3. The Alola Captains (Gen VII)
- Appearing in: Pokémon Sun, Pokémon Moon
- Gym Leaders: Ilima (Normal), Lana (Water), Kiawe (Fire), Mallow (Grass), Sophocles (Electric), Acerola (Ghost), Mina (Fairy), None (Dragon)
Now before you say it - I know that the Island captains in the Aloha region aren't technically gym leaders as we've seen in the previous six generations. But that is part of the reason why these characters rank so high on the list, because they bring a real unique spin to what we've had in the Pokémon franchise so far. These characters have a specific trial to complete that can change based on your decisions within the game. Also the trial in Vast Poni Canyon has no captain overseeing it which makes it a unique situation as well.
Considering that the captains aren't exactly gym leaders, it's difficult to quantify what makes them rank so high, but ultimately it comes down to how they offer a unique experience no matter how many times you play through.
2. The Unova Leaders (Gen V)
- Appearing in: Pokémon Black & Black 2, Pokémon White & White 2
- Gym Leaders (Black/White): Cilan/Chili/Cress, Lenora (Normal), Burgh (Bug), Elesa (Electric), Clay (Ground), Skyla (Flying), Brycen (Ice), Drayden/Iris (Dragon)
- Gym Leaders (Black 2/White 2): Cheren (Normal), Roxie (Poison), Burgh (Bug), Elesa (Electric), Clay (Ground), Skyla (Flying), Drayden (Dragon), Marlon (Water)
The fun part of the Unova region is that since there are Black/White and the sequels Black 2/White 2 we get to see how the Pokémon world evolves over time. Between these games as time passed, some of the leaders have gone on to other ventures and in their place new leaders have stepped in and the dynamics of each gym has changed.
The Unova leaders are tough, have personality and have a stake in the future of the world which makes each leader seem more realistic and genuine as a part of the greater gameplay.
1. The Johto Leaders (Gen II)
- Appearing in: Pokémon Gold, Pokémon Silver, Pokémon Crystal
- Gym Leaders: Falkner (Flying), Bugsy (Bug), Whitney (Normal), Morty (Ghost), Chuck (Fighting), Jasmine (Steel), Pryce (Ice), Clair (Dragon)
Considering that the leaders in Johto were introduced in the 2nd generation, it goes to prove how well they were designed as an integral part of the game itself. Throughout the game, you meet nearly every leader in some form outside of their respective gyms. Each leader seems unique with a genuine backstory and something that they ultimately offer to the gameplay in general.

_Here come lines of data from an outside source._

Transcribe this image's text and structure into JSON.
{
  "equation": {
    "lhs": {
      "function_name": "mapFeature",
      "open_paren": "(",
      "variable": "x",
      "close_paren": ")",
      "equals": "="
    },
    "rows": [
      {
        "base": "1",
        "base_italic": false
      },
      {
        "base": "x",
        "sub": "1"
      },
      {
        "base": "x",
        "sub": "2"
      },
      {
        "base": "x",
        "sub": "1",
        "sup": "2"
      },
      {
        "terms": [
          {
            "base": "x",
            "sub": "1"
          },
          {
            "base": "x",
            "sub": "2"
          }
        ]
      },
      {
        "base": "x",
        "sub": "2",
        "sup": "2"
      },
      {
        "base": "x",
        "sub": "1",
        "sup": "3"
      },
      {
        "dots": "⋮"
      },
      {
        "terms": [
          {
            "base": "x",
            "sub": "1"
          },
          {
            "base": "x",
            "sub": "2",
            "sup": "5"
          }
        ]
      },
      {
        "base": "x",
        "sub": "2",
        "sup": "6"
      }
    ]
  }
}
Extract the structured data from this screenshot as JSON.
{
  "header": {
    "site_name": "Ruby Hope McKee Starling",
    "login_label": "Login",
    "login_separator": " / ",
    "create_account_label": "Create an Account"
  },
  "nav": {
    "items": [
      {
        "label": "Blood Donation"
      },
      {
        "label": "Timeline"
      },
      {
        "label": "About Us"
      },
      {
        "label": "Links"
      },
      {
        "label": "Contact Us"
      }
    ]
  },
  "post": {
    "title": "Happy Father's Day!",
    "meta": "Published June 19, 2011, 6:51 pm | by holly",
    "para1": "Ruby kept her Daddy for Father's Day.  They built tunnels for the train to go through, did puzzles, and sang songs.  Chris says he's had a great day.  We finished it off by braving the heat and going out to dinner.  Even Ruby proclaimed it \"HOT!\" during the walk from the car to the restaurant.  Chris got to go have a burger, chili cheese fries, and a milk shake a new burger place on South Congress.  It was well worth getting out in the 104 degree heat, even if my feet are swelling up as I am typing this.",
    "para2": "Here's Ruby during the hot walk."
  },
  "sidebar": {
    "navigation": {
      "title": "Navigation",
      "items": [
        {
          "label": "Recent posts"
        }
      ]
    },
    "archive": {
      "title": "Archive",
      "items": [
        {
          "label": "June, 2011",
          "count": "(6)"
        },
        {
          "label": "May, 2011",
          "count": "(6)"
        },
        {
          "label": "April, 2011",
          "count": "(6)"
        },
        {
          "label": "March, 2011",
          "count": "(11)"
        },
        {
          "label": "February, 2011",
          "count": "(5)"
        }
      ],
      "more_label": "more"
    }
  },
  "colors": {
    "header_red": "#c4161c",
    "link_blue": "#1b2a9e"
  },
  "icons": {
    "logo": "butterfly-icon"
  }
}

The leaders in Johto also are well balanced in terms of overall types across the gyms as well as their individual Pokémon on their team. The challenge of being a trainer in Johto is that you need a balanced team as well.
So there you have it, the definitive ranking of Pokémon Gyms. How does this list compare to your favorites?
What's your favorite generation to battle?